As a documentary photographer, my aim is always to minimise guests’ awareness of my presence. It’s easier for me to roam the floor and blend into the crowd at a standing reception than blending into a seated one. This allows me to capture the candid moments of guests caught unaware much more efficiently.
Also, it’s very convenient that Airship37’s layout lends itself so well to walking a long and elaborate loop without doubling over the same path more than twice before completing the circuit. It permits me to cover a diverse range of guests.
What is your favourite photograph from this unique wedding?
Now that I look back, there are quite a few. But if I can only pick one, it would be the photo of Catherine with the makeup artist as seen through the doorway of her bedroom and juxtaposed to a painting of “Scot on the Rock”, mirroring her sitting posture.
What experiences lead you to your unique perspectives on photography?
From the time that I took up the camera and started producing photography of a measurably good quality, my parents suggested that I consider wedding photography—at least as a side-gig while still attending university. For better or worse, traditional wedding photography didn’t appeal me, and so I resisted their suggestions. Instead, I pursued the craft as a hobby, honing my eye during personal experiences travelling, on the streets, in the home, among friends, and everywhere. My camera was always with me. As a photographer, I didn’t shy away from the weird and absurd, the ironic, and the unconventionally beautiful.
When I discovered wedding photojournalism, I brought these artistic sensibilities along for the ride. And while they certainly have to be tamed for the market—no one wants weird wedding photos exclusively—the clues are there.
Where do you go for inspiration for you photography?
I find inspiration in the British style of “reportage” wedding photography. It’s measurably more popular there than in Canada, so it’s easier to find exemplary work to browse through. Moving beyond the wedding industry, I’m fascinated by photojournalism in general; whether it’s presented as photo essays or as glimpses of current events (or historical documents thereof), it’s never short on captivating glimpses into the lives of people across the world. Lastly, I’m inspired by cinema. Cinematography was my focus in university, and I have tremendous appreciation for the craft, especially when directors and cinematographers who excel at visual storytelling helm a motion picture.
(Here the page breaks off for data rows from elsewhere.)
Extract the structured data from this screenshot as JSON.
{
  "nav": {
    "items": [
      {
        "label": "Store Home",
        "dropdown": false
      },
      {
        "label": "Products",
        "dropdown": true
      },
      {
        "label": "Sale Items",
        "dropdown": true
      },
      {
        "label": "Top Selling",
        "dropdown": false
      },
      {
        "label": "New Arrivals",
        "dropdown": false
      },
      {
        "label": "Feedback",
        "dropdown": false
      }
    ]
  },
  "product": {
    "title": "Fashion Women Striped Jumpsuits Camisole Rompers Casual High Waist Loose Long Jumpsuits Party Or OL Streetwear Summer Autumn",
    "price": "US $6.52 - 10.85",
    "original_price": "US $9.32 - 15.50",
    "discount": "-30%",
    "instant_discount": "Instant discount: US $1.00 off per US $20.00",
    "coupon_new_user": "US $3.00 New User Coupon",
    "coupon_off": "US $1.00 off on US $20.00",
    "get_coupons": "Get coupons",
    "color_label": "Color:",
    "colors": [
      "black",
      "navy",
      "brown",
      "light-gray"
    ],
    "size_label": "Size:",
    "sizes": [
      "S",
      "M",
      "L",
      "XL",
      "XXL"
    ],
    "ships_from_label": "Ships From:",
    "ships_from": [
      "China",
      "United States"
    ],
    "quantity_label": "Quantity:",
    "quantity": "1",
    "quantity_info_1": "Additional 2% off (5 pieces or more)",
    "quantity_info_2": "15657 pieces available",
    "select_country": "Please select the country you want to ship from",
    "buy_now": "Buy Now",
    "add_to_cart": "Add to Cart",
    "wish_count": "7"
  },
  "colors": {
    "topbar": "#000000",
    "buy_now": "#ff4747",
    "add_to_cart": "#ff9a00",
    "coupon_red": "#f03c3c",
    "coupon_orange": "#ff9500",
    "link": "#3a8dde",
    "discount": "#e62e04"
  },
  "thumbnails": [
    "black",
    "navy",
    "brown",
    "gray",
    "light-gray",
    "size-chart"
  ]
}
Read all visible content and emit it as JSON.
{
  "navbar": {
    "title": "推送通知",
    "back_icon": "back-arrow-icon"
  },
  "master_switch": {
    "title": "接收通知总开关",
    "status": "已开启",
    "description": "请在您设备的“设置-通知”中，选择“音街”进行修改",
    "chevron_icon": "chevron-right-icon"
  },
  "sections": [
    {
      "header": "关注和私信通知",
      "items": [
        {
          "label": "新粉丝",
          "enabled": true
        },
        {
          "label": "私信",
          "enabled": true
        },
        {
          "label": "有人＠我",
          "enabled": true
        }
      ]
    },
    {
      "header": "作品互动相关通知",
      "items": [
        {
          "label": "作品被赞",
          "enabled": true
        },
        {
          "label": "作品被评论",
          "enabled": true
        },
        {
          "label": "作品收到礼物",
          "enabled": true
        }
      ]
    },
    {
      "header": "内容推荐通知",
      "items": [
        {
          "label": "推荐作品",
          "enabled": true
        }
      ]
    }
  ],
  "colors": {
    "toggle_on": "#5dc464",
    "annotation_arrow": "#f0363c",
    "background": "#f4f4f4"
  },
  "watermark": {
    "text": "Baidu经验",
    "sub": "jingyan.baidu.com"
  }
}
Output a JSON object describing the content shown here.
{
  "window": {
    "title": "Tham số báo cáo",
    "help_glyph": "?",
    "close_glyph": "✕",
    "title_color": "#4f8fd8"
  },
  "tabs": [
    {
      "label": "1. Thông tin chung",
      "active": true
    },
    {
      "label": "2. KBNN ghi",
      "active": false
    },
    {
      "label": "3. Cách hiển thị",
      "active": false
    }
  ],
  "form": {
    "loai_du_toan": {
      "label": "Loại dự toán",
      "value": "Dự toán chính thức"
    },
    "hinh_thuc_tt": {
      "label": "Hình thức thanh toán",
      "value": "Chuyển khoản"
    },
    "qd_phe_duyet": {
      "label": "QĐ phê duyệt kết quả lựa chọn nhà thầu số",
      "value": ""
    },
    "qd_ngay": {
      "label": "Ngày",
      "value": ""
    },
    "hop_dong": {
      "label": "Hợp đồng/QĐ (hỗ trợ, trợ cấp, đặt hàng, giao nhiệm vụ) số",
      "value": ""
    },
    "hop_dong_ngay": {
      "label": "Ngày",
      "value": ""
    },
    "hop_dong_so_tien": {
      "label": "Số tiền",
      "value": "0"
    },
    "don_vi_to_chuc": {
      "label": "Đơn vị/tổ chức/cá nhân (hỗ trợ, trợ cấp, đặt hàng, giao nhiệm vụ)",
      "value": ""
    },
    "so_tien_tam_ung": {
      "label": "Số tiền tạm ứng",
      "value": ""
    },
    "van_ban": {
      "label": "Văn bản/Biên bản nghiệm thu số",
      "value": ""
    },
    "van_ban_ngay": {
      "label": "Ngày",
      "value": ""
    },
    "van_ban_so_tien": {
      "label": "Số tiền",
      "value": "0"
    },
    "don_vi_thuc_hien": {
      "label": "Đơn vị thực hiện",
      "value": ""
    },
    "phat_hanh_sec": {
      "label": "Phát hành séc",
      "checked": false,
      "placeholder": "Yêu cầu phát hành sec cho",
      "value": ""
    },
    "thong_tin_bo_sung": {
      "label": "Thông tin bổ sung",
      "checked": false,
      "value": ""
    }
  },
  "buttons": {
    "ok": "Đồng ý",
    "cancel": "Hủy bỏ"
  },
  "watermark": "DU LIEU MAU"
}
What are your go-to cameras for a day of shooting?
I photographed Catherine and Mike’s wedding with Canon cameras and lenses. I’ve since switched to Fujifilm’s system. The cameras are significantly smaller than Canon’s, and this allows me to carry three on my body at all times and still benefit from the reduction in weight. Why three cameras? I’m one of those photographers that prefer fixed focal length lenses. They are more capable in low light conditions and can provide me with better subject isolation by throwing the background out of focus. Unfortunately, they don’t zoom; that’s why I have three cameras with three different lenses that cover my most frequently used focal lengths.
Wedding Ceremony : Enoch Turner Schoolhouse
After Ceremony refreshments: La Maquette
Wedding Reception: Airship37